• **Task prompt**: Count the lines below that contain "title". Give only the number.

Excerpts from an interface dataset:

Segment Open

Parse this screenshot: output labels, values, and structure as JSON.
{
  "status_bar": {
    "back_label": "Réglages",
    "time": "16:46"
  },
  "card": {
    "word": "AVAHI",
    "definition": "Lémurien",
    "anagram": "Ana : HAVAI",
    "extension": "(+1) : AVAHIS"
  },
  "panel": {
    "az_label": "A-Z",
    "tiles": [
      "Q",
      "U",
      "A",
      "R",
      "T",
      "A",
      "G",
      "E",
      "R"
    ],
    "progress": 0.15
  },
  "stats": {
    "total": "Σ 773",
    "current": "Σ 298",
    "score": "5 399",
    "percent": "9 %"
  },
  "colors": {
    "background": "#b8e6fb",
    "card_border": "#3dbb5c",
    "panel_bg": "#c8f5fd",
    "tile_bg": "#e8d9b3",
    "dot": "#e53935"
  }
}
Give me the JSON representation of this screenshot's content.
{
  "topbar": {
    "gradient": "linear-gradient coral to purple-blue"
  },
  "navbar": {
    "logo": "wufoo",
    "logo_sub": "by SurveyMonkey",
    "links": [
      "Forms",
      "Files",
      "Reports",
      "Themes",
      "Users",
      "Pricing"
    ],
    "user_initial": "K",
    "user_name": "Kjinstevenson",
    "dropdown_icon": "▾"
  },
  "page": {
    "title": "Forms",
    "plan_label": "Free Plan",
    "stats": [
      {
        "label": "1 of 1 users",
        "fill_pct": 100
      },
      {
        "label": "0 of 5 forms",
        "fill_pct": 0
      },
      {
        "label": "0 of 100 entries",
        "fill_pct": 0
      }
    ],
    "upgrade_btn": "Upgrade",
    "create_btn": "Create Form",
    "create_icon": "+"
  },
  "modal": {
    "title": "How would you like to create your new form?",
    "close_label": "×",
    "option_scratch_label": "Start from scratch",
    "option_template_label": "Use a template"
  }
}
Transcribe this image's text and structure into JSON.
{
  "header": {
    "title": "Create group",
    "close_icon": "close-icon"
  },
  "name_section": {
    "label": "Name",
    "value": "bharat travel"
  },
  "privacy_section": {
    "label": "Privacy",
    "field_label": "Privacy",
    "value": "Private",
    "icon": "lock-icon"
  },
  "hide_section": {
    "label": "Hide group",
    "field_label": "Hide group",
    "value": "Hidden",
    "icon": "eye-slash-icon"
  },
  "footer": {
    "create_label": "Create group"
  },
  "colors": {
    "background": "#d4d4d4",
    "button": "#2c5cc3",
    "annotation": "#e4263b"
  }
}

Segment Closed

• **Your response**: 3